Ultimately, though, the plot is all over the place. Trips to the mall, wars with other anime clubs, octopuses… it’s all bizarre. Not the fun kind of bizarre, but the “let’s through everything including the kitchen sink and see what sticks” type of bizarre. It seems episodic, and then it suddenly has a long arc. Even in Aoi House: In Love, where the romances really take shape compared to the more yaoi joke-centered Aoi House, most feelings operate on an on/off switch. Plus, there’s quite a few new characters introduced here, including a love interest for one of the girls. Technically, it’s a four volume series (and an extra chapter that fits after the main story but before the epilogue), but with all the characters and the proper development they needed, Aoi House probably could have used two to three times more in length. And an ending that didn’t make me wonder if the characters were on something or I was on something. Why does an anime series that is supposed to be a ribbing of the American anime fandom need supernatural elements?
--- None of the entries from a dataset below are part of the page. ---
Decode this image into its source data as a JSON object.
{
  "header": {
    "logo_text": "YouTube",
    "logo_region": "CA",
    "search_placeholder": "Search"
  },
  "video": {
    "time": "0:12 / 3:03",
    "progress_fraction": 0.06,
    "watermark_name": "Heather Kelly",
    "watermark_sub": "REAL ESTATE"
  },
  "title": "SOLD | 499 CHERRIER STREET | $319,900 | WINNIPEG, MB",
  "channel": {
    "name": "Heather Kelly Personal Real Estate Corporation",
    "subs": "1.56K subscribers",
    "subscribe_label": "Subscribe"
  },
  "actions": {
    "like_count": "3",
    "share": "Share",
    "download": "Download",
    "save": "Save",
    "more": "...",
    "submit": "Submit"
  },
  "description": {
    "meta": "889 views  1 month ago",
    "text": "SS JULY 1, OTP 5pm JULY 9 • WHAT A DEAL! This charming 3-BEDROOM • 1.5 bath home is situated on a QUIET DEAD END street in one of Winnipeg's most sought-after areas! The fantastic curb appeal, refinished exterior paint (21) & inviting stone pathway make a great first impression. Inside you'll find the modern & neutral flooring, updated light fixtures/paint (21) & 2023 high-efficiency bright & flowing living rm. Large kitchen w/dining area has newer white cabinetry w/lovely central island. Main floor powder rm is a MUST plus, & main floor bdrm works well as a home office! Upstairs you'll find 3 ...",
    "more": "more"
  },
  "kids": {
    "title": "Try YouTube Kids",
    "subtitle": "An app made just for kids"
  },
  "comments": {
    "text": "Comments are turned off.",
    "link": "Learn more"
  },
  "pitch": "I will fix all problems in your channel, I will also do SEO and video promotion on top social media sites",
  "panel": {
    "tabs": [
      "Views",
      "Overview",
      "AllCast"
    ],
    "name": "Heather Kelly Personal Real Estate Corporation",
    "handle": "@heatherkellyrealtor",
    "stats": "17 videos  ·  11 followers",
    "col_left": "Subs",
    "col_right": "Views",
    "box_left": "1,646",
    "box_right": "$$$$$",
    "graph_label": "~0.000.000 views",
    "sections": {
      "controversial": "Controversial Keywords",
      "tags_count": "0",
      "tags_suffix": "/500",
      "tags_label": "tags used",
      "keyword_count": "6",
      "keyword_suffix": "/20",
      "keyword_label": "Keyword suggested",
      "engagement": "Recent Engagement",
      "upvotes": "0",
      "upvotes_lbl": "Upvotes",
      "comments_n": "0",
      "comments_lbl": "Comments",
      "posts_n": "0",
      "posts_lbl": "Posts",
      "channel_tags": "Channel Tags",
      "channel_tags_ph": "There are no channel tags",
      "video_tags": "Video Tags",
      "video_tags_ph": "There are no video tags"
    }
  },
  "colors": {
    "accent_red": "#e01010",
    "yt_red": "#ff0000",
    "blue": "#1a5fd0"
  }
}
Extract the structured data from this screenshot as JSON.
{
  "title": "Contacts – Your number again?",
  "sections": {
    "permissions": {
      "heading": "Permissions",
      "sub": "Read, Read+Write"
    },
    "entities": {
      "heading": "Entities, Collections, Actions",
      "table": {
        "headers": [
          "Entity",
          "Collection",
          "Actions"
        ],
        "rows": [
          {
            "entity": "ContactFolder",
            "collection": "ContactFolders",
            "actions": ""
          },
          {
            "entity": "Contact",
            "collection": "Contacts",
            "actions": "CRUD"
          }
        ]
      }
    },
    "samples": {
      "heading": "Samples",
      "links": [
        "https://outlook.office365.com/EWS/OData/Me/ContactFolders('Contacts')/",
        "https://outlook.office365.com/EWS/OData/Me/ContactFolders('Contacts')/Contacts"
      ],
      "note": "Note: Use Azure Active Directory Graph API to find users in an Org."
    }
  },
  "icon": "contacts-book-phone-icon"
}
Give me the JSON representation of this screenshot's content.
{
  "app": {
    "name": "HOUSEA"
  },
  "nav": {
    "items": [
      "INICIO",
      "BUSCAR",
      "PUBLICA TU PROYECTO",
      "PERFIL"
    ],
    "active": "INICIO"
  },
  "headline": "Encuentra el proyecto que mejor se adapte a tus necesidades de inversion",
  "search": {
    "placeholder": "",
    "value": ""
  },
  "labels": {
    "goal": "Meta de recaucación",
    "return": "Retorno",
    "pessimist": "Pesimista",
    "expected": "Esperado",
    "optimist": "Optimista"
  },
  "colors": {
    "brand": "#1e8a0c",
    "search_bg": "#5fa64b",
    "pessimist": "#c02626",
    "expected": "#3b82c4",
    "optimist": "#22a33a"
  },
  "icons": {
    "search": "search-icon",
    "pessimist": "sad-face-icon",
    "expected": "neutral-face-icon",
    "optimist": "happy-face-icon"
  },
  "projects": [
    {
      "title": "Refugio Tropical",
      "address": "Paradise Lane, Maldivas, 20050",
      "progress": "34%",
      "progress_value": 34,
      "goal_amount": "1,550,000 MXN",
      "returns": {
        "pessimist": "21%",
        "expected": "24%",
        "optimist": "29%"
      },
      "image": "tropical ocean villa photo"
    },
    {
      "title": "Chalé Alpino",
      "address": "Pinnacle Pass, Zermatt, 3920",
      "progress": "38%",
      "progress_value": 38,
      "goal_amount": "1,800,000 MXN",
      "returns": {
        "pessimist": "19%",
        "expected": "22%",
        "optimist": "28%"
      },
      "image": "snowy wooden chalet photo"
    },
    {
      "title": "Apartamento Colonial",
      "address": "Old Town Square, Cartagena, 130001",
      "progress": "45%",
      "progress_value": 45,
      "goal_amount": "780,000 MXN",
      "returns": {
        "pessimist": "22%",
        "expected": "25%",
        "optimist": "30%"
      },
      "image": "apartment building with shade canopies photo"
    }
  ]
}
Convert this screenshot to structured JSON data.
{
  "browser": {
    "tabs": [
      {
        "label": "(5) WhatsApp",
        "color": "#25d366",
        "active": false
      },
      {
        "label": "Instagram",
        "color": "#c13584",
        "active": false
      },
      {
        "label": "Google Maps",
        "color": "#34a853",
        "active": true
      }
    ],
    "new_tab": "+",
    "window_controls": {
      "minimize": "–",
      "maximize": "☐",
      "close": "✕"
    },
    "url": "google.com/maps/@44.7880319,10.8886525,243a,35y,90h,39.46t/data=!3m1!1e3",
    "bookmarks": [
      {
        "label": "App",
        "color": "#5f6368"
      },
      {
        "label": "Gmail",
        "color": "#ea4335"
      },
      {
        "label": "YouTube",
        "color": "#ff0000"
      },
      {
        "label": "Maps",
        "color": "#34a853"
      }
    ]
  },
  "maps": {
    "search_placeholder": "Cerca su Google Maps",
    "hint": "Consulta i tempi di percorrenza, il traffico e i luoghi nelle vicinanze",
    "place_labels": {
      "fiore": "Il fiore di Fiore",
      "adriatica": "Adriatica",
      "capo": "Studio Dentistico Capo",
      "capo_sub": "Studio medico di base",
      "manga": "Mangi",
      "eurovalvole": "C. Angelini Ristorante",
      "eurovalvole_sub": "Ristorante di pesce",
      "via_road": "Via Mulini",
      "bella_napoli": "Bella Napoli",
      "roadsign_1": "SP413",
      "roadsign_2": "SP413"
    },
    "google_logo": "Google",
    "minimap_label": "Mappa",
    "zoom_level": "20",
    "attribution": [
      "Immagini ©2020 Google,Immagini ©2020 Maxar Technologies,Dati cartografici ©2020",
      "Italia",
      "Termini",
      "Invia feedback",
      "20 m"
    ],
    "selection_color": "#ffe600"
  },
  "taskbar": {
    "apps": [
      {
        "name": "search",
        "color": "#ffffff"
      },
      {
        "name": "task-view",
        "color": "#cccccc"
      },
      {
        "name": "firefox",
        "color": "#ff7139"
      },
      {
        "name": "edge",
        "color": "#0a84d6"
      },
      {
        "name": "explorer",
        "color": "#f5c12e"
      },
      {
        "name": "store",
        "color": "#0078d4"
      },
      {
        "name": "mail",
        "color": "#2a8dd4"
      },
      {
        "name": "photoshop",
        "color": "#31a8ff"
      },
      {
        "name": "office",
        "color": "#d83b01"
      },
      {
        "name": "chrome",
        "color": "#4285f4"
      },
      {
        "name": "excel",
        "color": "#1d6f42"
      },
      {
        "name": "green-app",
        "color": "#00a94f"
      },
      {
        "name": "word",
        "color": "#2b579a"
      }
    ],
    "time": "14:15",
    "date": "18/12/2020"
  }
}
(And okay, the ending I’m complaining about isn’t technically the ending — there’s a final chapter that operates more as a flash forward through college, a side story, and then the epilogue. But when I say “the ending”, I mean the last part of the main story. And if that confuses you… well, see the first image.)
The pacing is not good, and this drags the art down since it also has to jump around. Some of the visual “jokes” also reflect some skeeviness, like the yaoi paddle and a judge dressed as pedobear. (Why…?) There’s no full nudity, but plenty of fanservice that keeps it around the teen/older teen level.
I just didn’t get Aoi House. Maybe the jokes were funnier a decade ago when it came out, but I think it would have been best if it were something more like Anime News Nina or any long-running comedy show where it ignores the passage of time and just concentrates on the laughs. Aoi House can’t balance its homage to the Love Hina-type manga with its love of parodying American anime fandom and all the anime references.
Arnold and Shiei collaborated together on Vampire Cheerleaders, which includes an Aoi House spin-off. Shiei has also drawn Amazing Agent Luna, My Little Pony: The Manga, and others. All are available from Seven Seas.